Gaining weight during pregnancy is both natural and essential. But limiting the weight gained during pregnancy to a healthy amount is a whole other story, and the old adage "eating for two" certainly doesn't help.
Women may think that "being pregnant gives them the license to eat anything," said Katherine Tallmadge, a registered dietitian and an op-ed contributor to Live Science. But gaining too much weight during pregnancy can have long-term health consequences for moms, she said.
That's because it can be really, really hard to lose that extra fat after delivering, she said.
Indeed, studies show that the amount of weight a woman gains during pregnancy plays a major role in how much she'll lose after giving birth. [The Best Ways to Lose Weight After Pregnancy]
So, with that in mind, here's how to gain weight during pregnancy in a healthy way.
To gain at the rate of 1 lb. (0.45 kilograms) a week — which is the recommendation for most women in their second and third trimesters — it takes only 300 extra calories a day, on average, Tallmadge told Live Science.
A woman could get those extra calories, for example, by drinking two glasses of milk (around 100 calories each) and eating one extra serving of a whole grain (around 100 calories), Tallmadge said. Adding a serving of yogurt or fatty fish is also a great idea, she said. (Women who are overweight or obese before pregnancy are recommended to gain less than 1 lb. weekly, so they need even fewer extra calories.)
In any case, the approach should be all about eating nutritious food, Tallmadge said, noting that these guidelines aren't much different from other health guidelines, with the exception that pregnant women need slightly more calcium, iron and folic acid than other adults do. (These can come from a prenatal multivitamin, she added.)
Dr. Jacinda Nicklas, an assistant professor of internal medicine at the University of Colorado School of Medicine, also said that women should increase their calories with healthy fats, such as avocados or nuts, not junk food.
Of course, weight-gain requirements change as pregnancy progresses, with the recommended number of calories increasing with each trimester.
Although it's relatively common for women to gain too much weight in the first trimester, for some, it may actually be difficult to get enough calories later in pregnancy.
During the third trimester, the developing fetus gains a lot of fat, and it's important for a pregnant woman to consume enough calories for the fetus to do so, said Kathleen Rasmussen, a professor of maternal and child nutrition at Cornell University.
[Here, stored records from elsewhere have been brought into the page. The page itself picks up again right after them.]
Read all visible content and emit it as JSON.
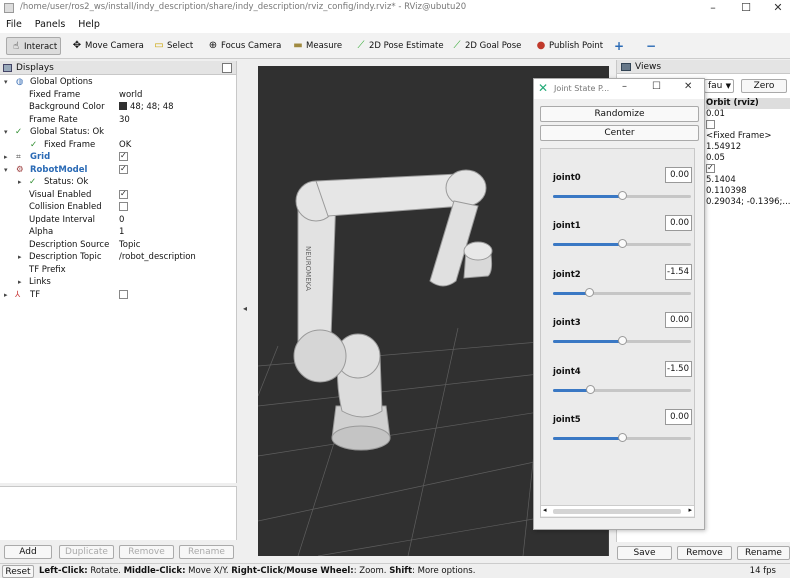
{
  "window": {
    "title": "/home/user/ros2_ws/install/indy_description/share/indy_description/rviz_config/indy.rviz* - RViz@ubutu20"
  },
  "menu": [
    "File",
    "Panels",
    "Help"
  ],
  "toolbar": {
    "interact": "Interact",
    "move_camera": "Move Camera",
    "select": "Select",
    "focus_camera": "Focus Camera",
    "measure": "Measure",
    "pose_estimate": "2D Pose Estimate",
    "goal_pose": "2D Goal Pose",
    "publish_point": "Publish Point"
  },
  "displays": {
    "title": "Displays",
    "rows": [
      {
        "label": "Global Options",
        "value": ""
      },
      {
        "label": "Fixed Frame",
        "value": "world"
      },
      {
        "label": "Background Color",
        "value": "48; 48; 48"
      },
      {
        "label": "Frame Rate",
        "value": "30"
      },
      {
        "label": "Global Status: Ok",
        "value": ""
      },
      {
        "label": "Fixed Frame",
        "value": "OK"
      },
      {
        "label": "Grid",
        "value": ""
      },
      {
        "label": "RobotModel",
        "value": ""
      },
      {
        "label": "Status: Ok",
        "value": ""
      },
      {
        "label": "Visual Enabled",
        "value": ""
      },
      {
        "label": "Collision Enabled",
        "value": ""
      },
      {
        "label": "Update Interval",
        "value": "0"
      },
      {
        "label": "Alpha",
        "value": "1"
      },
      {
        "label": "Description Source",
        "value": "Topic"
      },
      {
        "label": "Description Topic",
        "value": "/robot_description"
      },
      {
        "label": "TF Prefix",
        "value": ""
      },
      {
        "label": "Links",
        "value": ""
      },
      {
        "label": "TF",
        "value": ""
      }
    ],
    "buttons": {
      "add": "Add",
      "duplicate": "Duplicate",
      "remove": "Remove",
      "rename": "Rename"
    }
  },
  "views": {
    "title": "Views",
    "type_value": "fau",
    "zero": "Zero",
    "current": "Orbit (rviz)",
    "values": [
      "0.01",
      "<Fixed Frame>",
      "1.54912",
      "0.05",
      "5.1404",
      "0.110398",
      "0.29034; -0.1396;..."
    ],
    "buttons": {
      "save": "Save",
      "remove": "Remove",
      "rename": "Rename"
    }
  },
  "jsp": {
    "title": "Joint State P...",
    "randomize": "Randomize",
    "center": "Center",
    "joints": [
      {
        "name": "joint0",
        "value": "0.00",
        "fraction": 0.5
      },
      {
        "name": "joint1",
        "value": "0.00",
        "fraction": 0.5
      },
      {
        "name": "joint2",
        "value": "-1.54",
        "fraction": 0.26
      },
      {
        "name": "joint3",
        "value": "0.00",
        "fraction": 0.5
      },
      {
        "name": "joint4",
        "value": "-1.50",
        "fraction": 0.27
      },
      {
        "name": "joint5",
        "value": "0.00",
        "fraction": 0.5
      }
    ]
  },
  "status": {
    "reset": "Reset",
    "hint_1": "Left-Click:",
    "hint_2": " Rotate. ",
    "hint_3": "Middle-Click:",
    "hint_4": " Move X/Y. ",
    "hint_5": "Right-Click/Mouse Wheel:",
    "hint_6": ": Zoom. ",
    "hint_7": "Shift",
    "hint_8": ": More options.",
    "fps": "14 fps"
  },
  "colors": {
    "viewport_bg": "#303030",
    "slider_fill": "#3a78c4",
    "ok_green": "#2a8a2a",
    "display_blue": "#2a6ab5"
  }
}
But because of the growing size of the baby, and increasingly limited space in a woman's midsection, it can be difficult for women to eat large meals later in their pregnancy, Rasmussen told Live Science.
As such, Rasmussen recommends that, unless a woman is eating very-high-calorie foods, she should eat several small meals a day.
Follow Sara G. Miller on Twitter @SaraGMiller. Follow Live Science @livescience, Facebook & Google+. Originally published on Live Science.